KasiNomics attempts to cast a light on the invisible matrix at the heart of South Africa’s informal economies and the people who live in them. Living and doing business in African marketplaces requires an ethos uniquely suited to the informal, to the invisible, to the intangible.
KasiNomics will take you down those rural pathways, weave between claustrophobic mazes of shacks, browse a muti market, visit a spirit returning ceremony and save money with gogo in a stokvel, among many more people and places.
After almost 20 years of focusing on marketing to the informal sector, GG Alcock, CEO of specialist marketing company Minanawe, showcases a number of groundbreaking and very successful case studies in this invisible informal world. His vivid anecdotes and life experiences and how they link to understanding and inspiration for business ideas will make you gasp, laugh and shake your head in wonder.
About the author
GG Alcock, and his brother Khonya, are the sons of Neil Alcock (who was murdered when GG was 14) and Creina Alcock, who still lives in the Msinga Valley, continuing GG’s father’s work among the Zulu people.
GG and his brother were home-schooled, under an acacia tree, by their mother until the beginning of standard six when the Department of Education forced them to go to “real school”. He completed his schooling at a local government boarding school in Greytown, hating every minute of it. Following school he completed his two years military service, where he challenged township duty and faced the inevitable consequences.
After army GG worked for a number of anti-apartheid activist organisations on legal challenges to the Land Act (where black people were dispossessed of their land). During this time he grew a fairly high political profile in the media and government circles of KwaZulu-Natal.
With the changes brought about by the unbanning of the ANC, GG moved into business and is currently the CEO of Minanawe Marketing (a very successful agency focused on marketing to the mass market, rooted in consumer understanding).
GG is 46, very happily married, and has two very beautiful blonde daughters who he will be expecting lots of lobola for one of these days, and lives in Joburg.
He loves Africa and being African, and his staff are convinced that he never works but spends as much time as possible on one or other adventure – motorcycling across deserts and mountains, mountain biking, paragliding or kayaking.

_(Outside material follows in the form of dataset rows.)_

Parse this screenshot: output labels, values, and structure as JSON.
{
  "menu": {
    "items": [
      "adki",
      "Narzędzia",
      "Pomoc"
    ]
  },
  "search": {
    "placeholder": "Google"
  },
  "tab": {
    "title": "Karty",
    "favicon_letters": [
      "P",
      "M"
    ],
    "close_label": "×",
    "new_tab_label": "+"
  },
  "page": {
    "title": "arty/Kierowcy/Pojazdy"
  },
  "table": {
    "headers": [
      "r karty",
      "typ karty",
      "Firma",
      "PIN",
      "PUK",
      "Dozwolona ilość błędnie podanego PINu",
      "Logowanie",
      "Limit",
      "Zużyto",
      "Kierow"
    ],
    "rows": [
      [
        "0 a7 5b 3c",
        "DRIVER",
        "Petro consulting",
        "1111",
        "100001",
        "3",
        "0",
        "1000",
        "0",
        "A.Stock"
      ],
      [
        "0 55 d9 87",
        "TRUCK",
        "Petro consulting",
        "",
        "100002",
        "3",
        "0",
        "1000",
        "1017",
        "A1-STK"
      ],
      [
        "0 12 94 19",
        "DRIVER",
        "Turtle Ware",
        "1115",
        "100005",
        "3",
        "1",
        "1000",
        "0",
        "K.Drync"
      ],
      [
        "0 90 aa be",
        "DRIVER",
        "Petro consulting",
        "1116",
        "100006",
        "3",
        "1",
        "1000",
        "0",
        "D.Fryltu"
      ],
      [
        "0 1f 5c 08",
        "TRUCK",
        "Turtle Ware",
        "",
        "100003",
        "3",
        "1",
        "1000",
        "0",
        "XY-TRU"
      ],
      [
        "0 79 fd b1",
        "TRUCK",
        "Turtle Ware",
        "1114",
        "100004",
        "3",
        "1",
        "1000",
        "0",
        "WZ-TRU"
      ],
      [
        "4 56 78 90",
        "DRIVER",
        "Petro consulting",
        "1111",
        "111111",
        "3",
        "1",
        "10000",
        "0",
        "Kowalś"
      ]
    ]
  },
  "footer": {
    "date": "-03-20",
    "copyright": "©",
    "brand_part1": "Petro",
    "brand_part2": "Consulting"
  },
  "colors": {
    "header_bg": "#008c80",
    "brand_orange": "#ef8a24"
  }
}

“It’s not true,” GG says, “I don’t spend enough time doing this!” Having realised from an early age that there is no glamour in poverty GG is trying very hard to grow his collection of adventure toys!